*** Opening Data shown ***
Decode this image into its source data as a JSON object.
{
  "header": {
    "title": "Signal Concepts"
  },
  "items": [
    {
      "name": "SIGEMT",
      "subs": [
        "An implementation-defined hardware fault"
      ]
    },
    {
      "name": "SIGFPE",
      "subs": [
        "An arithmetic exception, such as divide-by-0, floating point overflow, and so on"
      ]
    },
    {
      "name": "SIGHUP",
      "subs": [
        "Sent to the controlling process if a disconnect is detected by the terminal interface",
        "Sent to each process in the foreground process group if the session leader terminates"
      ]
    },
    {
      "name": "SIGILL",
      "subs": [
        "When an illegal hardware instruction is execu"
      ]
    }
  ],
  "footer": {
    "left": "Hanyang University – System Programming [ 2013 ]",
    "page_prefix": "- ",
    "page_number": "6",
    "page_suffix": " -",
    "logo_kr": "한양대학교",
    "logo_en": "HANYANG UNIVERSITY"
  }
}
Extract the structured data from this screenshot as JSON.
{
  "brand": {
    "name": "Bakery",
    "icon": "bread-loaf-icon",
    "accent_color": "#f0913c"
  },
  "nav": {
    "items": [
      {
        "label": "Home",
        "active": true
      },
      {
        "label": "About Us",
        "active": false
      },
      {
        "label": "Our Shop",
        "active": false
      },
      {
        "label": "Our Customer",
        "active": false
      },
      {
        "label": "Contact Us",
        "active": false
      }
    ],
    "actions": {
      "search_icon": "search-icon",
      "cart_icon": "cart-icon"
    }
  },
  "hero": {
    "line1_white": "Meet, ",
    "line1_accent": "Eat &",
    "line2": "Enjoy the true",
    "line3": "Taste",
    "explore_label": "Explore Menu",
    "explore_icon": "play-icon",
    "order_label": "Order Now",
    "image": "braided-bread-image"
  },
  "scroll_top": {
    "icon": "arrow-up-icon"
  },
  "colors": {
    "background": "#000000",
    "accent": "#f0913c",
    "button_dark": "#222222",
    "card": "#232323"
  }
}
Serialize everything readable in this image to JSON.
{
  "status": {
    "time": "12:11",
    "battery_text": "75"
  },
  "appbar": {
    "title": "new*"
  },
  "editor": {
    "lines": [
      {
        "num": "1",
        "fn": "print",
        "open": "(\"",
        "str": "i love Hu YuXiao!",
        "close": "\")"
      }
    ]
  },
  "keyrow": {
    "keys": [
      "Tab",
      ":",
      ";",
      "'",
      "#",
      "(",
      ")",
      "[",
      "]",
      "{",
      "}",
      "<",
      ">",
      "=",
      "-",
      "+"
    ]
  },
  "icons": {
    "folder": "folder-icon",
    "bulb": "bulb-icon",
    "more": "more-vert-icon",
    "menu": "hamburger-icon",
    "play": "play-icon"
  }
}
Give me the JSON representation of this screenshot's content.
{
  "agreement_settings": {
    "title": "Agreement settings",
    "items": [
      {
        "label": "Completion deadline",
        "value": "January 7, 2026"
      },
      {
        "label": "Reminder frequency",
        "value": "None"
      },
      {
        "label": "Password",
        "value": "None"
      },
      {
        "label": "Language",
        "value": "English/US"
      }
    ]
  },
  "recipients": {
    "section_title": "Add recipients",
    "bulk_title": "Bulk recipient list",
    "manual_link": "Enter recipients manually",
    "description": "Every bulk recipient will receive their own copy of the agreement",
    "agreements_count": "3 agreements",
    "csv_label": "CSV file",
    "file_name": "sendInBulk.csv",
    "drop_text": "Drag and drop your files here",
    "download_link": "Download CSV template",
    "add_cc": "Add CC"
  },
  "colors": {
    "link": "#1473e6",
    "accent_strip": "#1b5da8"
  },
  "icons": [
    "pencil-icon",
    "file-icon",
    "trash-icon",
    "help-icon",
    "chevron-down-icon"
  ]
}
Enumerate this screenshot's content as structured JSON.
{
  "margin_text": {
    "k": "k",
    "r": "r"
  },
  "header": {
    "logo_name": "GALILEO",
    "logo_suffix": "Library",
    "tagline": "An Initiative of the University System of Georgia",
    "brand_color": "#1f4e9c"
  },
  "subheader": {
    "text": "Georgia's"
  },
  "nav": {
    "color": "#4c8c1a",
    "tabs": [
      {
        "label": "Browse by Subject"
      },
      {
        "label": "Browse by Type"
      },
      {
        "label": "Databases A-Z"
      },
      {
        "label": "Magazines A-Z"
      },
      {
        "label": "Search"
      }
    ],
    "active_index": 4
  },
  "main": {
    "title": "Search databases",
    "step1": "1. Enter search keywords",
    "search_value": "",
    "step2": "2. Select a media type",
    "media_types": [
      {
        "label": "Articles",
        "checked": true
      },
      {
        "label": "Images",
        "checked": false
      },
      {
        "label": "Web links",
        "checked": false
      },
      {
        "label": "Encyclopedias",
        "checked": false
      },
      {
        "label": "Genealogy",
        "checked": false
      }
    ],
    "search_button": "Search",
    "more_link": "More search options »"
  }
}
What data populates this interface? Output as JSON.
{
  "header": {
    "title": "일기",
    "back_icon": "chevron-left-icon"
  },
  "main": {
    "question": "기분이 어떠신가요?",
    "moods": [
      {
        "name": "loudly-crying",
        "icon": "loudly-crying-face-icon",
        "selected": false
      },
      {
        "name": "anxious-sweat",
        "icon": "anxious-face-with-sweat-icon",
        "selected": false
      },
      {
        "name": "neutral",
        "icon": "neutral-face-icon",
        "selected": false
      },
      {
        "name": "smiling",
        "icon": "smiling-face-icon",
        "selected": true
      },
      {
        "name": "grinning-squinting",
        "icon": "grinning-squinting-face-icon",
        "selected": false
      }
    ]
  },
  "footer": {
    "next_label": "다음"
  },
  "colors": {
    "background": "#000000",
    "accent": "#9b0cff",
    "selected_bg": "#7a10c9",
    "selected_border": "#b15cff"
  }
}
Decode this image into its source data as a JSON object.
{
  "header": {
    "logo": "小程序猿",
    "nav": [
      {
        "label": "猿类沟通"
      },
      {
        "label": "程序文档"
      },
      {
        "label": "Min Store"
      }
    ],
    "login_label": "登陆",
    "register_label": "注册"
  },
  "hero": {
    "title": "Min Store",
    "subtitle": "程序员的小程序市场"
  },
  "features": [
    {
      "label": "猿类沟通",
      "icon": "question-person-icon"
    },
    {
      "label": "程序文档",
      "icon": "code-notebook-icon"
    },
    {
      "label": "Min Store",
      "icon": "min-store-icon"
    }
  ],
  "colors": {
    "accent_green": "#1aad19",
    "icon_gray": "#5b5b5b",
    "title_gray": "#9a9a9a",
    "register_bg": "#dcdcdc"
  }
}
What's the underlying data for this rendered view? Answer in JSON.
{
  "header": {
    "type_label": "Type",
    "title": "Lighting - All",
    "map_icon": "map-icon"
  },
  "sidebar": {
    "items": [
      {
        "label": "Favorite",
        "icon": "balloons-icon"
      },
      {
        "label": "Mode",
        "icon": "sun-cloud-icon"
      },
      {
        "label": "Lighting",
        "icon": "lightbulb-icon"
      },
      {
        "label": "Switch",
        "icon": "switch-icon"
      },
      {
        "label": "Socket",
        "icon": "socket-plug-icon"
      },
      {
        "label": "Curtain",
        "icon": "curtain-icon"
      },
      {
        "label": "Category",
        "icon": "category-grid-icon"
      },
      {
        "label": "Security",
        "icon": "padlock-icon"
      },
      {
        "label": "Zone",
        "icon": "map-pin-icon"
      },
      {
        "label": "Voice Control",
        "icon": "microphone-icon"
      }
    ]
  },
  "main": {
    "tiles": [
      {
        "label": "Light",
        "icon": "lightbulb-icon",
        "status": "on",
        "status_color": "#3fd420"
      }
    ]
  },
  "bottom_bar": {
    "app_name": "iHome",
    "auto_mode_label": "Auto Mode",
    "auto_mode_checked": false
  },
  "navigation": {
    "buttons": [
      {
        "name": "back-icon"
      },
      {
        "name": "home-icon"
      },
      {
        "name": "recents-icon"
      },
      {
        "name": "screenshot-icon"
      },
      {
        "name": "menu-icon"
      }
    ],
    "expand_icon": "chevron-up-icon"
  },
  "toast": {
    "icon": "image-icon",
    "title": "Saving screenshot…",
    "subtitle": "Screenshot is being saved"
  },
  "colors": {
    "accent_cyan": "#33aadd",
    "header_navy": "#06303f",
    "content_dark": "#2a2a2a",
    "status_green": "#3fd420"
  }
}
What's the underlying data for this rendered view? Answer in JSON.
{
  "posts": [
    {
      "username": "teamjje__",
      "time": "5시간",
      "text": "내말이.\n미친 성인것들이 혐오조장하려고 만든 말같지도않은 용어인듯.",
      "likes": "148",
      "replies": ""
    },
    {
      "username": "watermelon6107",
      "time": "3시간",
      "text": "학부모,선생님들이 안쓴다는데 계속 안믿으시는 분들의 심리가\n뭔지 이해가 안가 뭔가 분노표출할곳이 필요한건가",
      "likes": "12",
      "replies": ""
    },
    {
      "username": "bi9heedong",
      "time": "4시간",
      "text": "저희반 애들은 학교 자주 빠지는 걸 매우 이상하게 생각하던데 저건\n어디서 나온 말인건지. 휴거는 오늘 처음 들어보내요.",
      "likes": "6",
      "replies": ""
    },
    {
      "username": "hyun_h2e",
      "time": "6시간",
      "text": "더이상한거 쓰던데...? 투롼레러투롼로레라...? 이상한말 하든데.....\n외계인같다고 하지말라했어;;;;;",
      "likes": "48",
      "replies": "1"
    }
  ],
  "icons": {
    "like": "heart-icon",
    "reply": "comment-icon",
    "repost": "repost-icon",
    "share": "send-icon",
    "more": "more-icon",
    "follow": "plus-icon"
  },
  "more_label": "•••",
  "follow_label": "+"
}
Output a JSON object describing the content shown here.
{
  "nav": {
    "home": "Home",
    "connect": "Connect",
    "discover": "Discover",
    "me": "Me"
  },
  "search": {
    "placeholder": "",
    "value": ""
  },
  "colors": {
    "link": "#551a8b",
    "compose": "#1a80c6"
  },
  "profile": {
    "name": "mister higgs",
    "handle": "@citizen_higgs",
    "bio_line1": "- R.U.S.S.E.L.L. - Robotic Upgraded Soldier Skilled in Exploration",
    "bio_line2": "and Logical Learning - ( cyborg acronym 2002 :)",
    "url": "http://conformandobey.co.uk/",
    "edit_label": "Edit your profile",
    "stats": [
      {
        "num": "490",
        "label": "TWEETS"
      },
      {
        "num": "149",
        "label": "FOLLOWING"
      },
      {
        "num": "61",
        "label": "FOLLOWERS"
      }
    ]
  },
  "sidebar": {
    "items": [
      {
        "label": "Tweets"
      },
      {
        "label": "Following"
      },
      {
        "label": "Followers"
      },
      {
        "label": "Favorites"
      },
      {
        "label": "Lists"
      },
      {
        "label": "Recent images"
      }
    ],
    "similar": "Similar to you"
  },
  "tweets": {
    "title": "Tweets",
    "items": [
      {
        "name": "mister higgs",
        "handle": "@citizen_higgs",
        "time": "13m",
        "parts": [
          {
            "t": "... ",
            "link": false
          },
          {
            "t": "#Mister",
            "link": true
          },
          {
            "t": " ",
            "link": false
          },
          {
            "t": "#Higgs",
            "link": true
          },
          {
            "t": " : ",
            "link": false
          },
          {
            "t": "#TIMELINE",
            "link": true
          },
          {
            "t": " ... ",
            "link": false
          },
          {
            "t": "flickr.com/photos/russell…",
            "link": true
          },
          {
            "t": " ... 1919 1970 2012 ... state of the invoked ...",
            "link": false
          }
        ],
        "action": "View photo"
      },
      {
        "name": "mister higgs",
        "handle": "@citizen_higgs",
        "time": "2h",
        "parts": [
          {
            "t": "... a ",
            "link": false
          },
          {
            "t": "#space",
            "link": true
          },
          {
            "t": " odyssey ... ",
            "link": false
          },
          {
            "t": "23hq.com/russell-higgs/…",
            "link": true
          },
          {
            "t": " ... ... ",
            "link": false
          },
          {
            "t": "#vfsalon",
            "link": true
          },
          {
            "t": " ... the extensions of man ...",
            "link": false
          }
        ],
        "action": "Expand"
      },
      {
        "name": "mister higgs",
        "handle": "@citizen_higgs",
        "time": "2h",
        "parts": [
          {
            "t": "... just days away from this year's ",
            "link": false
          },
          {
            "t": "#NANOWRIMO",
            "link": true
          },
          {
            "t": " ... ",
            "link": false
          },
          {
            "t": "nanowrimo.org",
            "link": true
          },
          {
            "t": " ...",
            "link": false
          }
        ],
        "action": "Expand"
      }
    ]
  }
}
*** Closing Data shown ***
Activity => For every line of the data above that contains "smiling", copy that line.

Exercise answer =>
        "name": "smiling",
        "icon": "smiling-face-icon",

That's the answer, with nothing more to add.